User interfaces

  • January 1, 2008

    Zebra stripes are subtle alternating stripes painted behind list items in a graphical user interface (GUI). They improve the readability of wide and long lists, but the JList class in Java's Swing doesn't support them. This tip shows how to extend JList to add zebra background stripes.

  • January 1, 2008

    Table zebra stripes are alternating subtle background stripes painted behind the table's rows in a graphical user interface (GUI). They improve the readability of long rows in wide tables, but the JTable class in Java's Swing doesn't support them. This tip shows how to extend JTable to add zebra background stripes.

  • January 1, 2008

    Zebra stripes in a graphical user interface (GUI) are subtle background stripes painted behind the rows of a hierarchical list, or tree. They improve the readability of wide tree rows, but the JTree class in Java's Swing doesn't support them. This tip shows how to extend JTree to add zebra background stripes.

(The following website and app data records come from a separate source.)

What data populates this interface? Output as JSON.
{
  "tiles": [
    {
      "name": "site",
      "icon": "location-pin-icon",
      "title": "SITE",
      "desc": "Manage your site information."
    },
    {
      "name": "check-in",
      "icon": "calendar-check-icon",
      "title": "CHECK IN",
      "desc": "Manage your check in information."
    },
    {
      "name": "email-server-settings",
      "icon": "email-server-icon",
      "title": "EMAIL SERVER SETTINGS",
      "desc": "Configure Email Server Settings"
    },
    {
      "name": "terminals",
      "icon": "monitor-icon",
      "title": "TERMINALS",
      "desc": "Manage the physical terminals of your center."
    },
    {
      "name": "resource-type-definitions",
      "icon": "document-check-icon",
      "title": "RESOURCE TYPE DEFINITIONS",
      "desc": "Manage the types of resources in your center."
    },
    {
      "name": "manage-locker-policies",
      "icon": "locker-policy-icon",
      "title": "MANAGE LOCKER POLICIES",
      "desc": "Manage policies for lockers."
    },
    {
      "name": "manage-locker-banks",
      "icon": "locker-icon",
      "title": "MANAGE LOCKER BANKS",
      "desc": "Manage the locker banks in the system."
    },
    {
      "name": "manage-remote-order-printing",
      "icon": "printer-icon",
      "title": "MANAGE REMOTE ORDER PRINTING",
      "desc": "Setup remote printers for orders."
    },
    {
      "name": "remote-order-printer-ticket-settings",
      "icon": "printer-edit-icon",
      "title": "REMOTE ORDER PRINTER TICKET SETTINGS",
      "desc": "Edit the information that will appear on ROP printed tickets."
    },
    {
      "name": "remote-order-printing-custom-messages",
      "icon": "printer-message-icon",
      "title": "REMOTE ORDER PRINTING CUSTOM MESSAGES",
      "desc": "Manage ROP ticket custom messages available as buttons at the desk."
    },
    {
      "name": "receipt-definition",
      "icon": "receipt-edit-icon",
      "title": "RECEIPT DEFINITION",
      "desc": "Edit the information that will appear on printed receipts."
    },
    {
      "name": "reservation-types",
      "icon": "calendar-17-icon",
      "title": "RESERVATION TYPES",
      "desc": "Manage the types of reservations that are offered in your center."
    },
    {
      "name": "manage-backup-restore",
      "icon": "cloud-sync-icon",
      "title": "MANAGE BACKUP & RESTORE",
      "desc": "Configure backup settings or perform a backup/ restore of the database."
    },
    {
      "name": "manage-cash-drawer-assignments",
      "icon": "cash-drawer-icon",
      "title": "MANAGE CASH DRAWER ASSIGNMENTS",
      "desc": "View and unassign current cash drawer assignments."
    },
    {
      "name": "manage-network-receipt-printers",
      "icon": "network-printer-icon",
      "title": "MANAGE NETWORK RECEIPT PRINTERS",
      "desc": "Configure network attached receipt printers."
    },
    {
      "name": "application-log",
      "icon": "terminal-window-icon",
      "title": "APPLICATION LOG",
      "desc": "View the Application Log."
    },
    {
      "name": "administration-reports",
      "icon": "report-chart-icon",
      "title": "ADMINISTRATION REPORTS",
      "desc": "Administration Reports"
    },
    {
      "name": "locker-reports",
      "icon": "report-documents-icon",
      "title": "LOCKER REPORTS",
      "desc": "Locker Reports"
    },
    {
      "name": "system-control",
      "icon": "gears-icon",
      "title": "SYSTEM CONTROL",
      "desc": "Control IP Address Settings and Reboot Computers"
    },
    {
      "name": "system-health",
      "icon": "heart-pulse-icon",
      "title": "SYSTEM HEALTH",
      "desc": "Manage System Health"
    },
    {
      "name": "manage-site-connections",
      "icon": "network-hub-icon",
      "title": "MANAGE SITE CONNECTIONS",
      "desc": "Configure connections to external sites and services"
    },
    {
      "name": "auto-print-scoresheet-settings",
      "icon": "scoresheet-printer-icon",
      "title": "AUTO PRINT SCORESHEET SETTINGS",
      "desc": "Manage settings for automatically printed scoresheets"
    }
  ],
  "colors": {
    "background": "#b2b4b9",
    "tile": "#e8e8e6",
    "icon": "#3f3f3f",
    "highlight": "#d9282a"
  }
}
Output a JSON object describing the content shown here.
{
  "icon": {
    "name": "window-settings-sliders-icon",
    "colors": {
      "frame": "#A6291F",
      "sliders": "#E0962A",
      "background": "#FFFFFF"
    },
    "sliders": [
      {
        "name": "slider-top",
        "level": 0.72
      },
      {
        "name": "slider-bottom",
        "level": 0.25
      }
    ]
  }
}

  • December 6, 2010

    User interface themes for Mac OS X, Windows, and Linux define the OS-wide look of window frames, buttons, scrollbars, and the like. Preference settings enable users to tune color schemes to taste. For Java applications, changing the theme also sets colors for pre-defined java.awt.SystemColor objects that indicate the color of buttons, text, and more. In principal, applications may use these colors to customize their user interfaces to match the current theme. In practice, there are quite a few problems with doing this.

    This article begins a series that discusses Java's SystemColors and their use and problems on different OSes. Series articles also provide color swatches, RGB/HSV values, and downloadable color lists for SystemColors for each of the standard themes on the Mac, Windows, and Linux. The color swatches provide a resource for comparing theme colors and creating custom Java components that match the themes.

  • August 3, 2011

    The classic Java Swing CDE/Motif look and feel recreates the beveled buttons, gray color scheme, and light-weight design of the X11 window system's applications circa 1990. This article is part 1 of 4 and provides a component by component review of problems, workarounds, and special features of Java's CDE/Motif look and feel. Example images are included along with UIDefaults values, color swatches, and icon images.

  • September 6, 2011

    This part 2 of 4 articles continues a component by component review of problems, workarounds, and special features for the classic Java Swing CDE/Motif look and feel. Example images are included along with UIDefaults values, color swatches, and icon images.

  • October 10, 2011

    This part 3 of 4 articles continues a component by component review of problems, workarounds, and special features for the classic Java Swing CDE/Motif look and feel. Example images are included along with UIDefaults values, color swatches, and icon images.

  • November 2, 2011

    This part 4 of 4 articles continues a component by component review of problems, workarounds, and special features for the classic Java Swing CDE/Motif look and feel. Example images are included along with UIDefaults values, color swatches, and icon images.

  • January 5, 2010

    Each Windows 7 theme sets the desktop image, screen saver, sound set, mouse pointer shapes, and color scheme for buttons, scroll bars, window frames, and so forth. For Java applications, changing the theme also sets colors in Java's java.awt.SystemColor objects, which applications may use to customize user interfaces to match the Windows theme.

    This article discusses SystemColor problems on Windows 7, and provides color swatches, RGB/HSV values, and downloadable color lists for all SystemColors for each of the standard Windows 7 themes.

  • September 6, 2010

    Linux's Gnome defines themes that set the color scheme and style for window frames, buttons, scrollbars, and other components drawn by Gnome's GTK user interface toolkit. For Java applications, changing the theme should set colors in Java's java.awt.SystemColor objects, which applications may use to customize their user interfaces to match the current theme. Unfortunately, there are some problems here.

    This article discusses SystemColor problems with Gnome, and provides color swatches, RGB/HSV values, and downloadable color lists for the default SystemColors on Linux.

Syndicate content
Nadeau software consulting
Nadeau software consulting